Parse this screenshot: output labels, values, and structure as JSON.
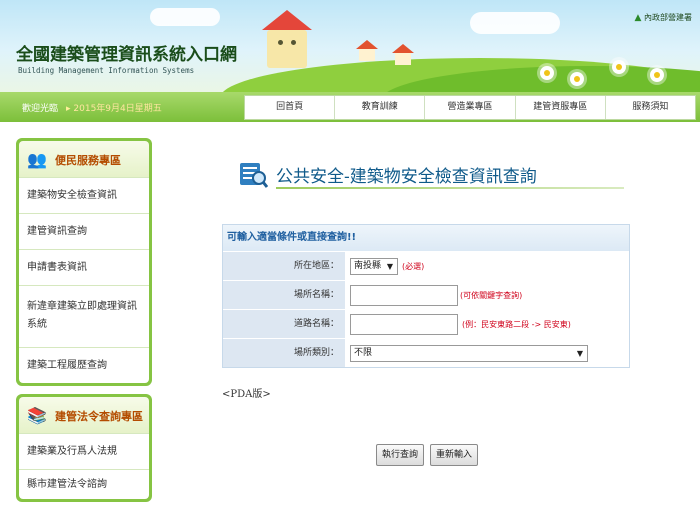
{
  "header": {
    "site_title": "全國建築管理資訊系統入口網",
    "site_subtitle": "Building Management Information Systems",
    "ministry": "內政部營建署"
  },
  "navbar": {
    "welcome": "歡迎光臨",
    "date": "2015年9月4日星期五",
    "tabs": [
      {
        "label": "回首頁"
      },
      {
        "label": "教育訓練"
      },
      {
        "label": "營造業專區"
      },
      {
        "label": "建管資服專區"
      },
      {
        "label": "服務須知"
      }
    ]
  },
  "sidebar": {
    "sections": [
      {
        "title": "便民服務專區",
        "icon": "people-icon",
        "items": [
          {
            "label": "建築物安全檢查資訊"
          },
          {
            "label": "建管資訊查詢"
          },
          {
            "label": "申請書表資訊"
          },
          {
            "label": "新違章建築立即處理資訊系統"
          },
          {
            "label": "建築工程履歷查詢"
          }
        ]
      },
      {
        "title": "建管法令查詢專區",
        "icon": "book-icon",
        "items": [
          {
            "label": "建築業及行爲人法規"
          },
          {
            "label": "縣市建管法令諮詢"
          }
        ]
      }
    ]
  },
  "main": {
    "page_title": "公共安全-建築物安全檢查資訊查詢",
    "form": {
      "heading": "可輸入適當條件或直接查詢!!",
      "region_label": "所在地區：",
      "region_value": "南投縣",
      "region_required": "(必選)",
      "venue_name_label": "場所名稱：",
      "venue_name_value": "",
      "venue_name_hint": "(可依關鍵字查詢)",
      "road_name_label": "道路名稱：",
      "road_name_value": "",
      "road_name_hint": "(例：民安東路二段 -> 民安東)",
      "venue_type_label": "場所類別：",
      "venue_type_value": "不限"
    },
    "pda_link": "<PDA版>",
    "buttons": {
      "search": "執行查詢",
      "reset": "重新輸入"
    }
  },
  "colors": {
    "nav_green": "#7cbf3a",
    "sidebar_green": "#86c443",
    "title_blue": "#0f5a8a",
    "hint_red": "#d0021b",
    "form_label_bg": "#dde7f2"
  }
}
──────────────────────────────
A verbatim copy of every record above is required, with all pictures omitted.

» Task output:
Parse this screenshot: output labels, values, and structure as JSON.
{
  "header": {
    "site_title": "全國建築管理資訊系統入口網",
    "site_subtitle": "Building Management Information Systems",
    "ministry": "內政部營建署"
  },
  "navbar": {
    "welcome": "歡迎光臨",
    "date": "2015年9月4日星期五",
    "tabs": [
      {
        "label": "回首頁"
      },
      {
        "label": "教育訓練"
      },
      {
        "label": "營造業專區"
      },
      {
        "label": "建管資服專區"
      },
      {
        "label": "服務須知"
      }
    ]
  },
  "sidebar": {
    "sections": [
      {
        "title": "便民服務專區",
        "icon": "people-icon",
        "items": [
          {
            "label": "建築物安全檢查資訊"
          },
          {
            "label": "建管資訊查詢"
          },
          {
            "label": "申請書表資訊"
          },
          {
            "label": "新違章建築立即處理資訊系統"
          },
          {
            "label": "建築工程履歷查詢"
          }
        ]
      },
      {
        "title": "建管法令查詢專區",
        "icon": "book-icon",
        "items": [
          {
            "label": "建築業及行爲人法規"
          },
          {
            "label": "縣市建管法令諮詢"
          }
        ]
      }
    ]
  },
  "main": {
    "page_title": "公共安全-建築物安全檢查資訊查詢",
    "form": {
      "heading": "可輸入適當條件或直接查詢!!",
      "region_label": "所在地區：",
      "region_value": "南投縣",
      "region_required": "(必選)",
      "venue_name_label": "場所名稱：",
      "venue_name_value": "",
      "venue_name_hint": "(可依關鍵字查詢)",
      "road_name_label": "道路名稱：",
      "road_name_value": "",
      "road_name_hint": "(例：民安東路二段 -> 民安東)",
      "venue_type_label": "場所類別：",
      "venue_type_value": "不限"
    },
    "pda_link": "<PDA版>",
    "buttons": {
      "search": "執行查詢",
      "reset": "重新輸入"
    }
  },
  "colors": {
    "nav_green": "#7cbf3a",
    "sidebar_green": "#86c443",
    "title_blue": "#0f5a8a",
    "hint_red": "#d0021b",
    "form_label_bg": "#dde7f2"
  }
}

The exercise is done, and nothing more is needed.